## [Records from a data collection]
----

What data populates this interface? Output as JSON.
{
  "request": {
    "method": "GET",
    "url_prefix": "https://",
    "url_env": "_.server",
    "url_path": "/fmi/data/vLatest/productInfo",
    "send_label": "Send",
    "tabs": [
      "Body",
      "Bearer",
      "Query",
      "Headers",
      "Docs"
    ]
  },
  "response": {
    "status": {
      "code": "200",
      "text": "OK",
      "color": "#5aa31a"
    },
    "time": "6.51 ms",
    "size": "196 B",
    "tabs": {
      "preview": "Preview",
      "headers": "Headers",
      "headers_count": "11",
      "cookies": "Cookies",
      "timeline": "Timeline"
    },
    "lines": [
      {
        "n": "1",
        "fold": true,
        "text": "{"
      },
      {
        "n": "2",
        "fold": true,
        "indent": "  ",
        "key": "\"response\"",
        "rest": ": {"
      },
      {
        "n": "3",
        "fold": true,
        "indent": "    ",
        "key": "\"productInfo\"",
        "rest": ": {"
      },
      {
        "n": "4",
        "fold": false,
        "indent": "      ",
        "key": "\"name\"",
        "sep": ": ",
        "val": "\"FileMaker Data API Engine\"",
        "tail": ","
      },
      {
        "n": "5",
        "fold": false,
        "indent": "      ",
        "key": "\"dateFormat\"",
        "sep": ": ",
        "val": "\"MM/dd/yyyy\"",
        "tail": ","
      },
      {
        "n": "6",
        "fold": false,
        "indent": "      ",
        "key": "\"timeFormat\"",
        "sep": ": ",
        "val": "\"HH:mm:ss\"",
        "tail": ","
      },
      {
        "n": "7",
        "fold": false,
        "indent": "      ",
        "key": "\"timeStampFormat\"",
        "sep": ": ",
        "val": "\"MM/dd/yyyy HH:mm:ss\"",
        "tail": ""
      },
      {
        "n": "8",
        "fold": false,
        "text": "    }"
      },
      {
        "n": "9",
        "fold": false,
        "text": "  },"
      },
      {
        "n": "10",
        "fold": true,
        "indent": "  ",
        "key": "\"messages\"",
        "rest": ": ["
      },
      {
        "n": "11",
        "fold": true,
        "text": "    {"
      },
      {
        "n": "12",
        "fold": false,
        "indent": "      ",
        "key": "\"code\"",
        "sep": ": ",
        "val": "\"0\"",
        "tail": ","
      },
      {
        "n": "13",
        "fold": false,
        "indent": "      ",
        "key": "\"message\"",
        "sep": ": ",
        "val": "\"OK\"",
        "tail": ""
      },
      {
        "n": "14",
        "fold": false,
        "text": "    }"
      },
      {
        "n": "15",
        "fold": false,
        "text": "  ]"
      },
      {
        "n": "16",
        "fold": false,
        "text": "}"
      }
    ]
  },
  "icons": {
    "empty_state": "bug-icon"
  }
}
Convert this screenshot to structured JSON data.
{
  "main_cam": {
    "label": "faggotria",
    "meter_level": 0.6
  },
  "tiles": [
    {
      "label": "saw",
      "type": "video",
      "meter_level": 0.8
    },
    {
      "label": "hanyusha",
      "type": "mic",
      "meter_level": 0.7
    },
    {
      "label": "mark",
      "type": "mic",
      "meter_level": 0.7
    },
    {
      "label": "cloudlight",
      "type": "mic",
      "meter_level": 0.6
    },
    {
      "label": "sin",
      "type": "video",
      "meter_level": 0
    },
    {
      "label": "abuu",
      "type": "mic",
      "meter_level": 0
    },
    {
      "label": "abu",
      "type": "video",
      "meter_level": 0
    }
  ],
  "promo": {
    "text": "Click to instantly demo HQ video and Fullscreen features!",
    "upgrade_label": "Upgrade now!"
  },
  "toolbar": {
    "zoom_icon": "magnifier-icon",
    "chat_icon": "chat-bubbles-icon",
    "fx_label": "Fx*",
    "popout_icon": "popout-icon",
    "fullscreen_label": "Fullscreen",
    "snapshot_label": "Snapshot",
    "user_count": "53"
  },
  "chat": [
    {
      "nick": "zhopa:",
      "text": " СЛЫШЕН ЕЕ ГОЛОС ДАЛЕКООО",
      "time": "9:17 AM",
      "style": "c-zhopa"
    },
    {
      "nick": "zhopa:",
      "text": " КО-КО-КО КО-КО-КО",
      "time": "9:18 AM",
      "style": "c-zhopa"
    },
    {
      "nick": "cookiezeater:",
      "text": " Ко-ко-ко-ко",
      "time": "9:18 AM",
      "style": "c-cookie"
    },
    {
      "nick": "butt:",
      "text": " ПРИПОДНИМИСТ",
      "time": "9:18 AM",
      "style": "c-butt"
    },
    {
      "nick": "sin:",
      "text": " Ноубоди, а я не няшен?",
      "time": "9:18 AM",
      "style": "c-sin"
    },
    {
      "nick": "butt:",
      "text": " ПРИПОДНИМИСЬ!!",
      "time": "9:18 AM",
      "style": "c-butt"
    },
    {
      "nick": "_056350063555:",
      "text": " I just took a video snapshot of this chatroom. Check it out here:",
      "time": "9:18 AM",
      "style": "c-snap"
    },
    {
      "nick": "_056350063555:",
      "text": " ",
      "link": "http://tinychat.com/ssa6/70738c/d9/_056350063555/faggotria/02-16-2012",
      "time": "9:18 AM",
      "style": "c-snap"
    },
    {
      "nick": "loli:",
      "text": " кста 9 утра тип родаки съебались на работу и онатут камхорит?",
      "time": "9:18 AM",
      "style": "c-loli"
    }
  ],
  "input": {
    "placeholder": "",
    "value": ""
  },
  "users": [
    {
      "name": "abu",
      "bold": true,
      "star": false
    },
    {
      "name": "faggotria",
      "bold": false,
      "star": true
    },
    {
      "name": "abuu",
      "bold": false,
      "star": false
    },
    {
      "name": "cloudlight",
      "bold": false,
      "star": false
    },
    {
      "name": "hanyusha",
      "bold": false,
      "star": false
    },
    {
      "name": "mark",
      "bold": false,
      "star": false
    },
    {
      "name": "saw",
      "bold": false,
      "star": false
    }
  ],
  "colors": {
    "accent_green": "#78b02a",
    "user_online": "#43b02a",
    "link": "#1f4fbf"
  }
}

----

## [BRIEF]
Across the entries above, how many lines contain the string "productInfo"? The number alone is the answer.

## [RESULT FOR THIS EXERCISE]
2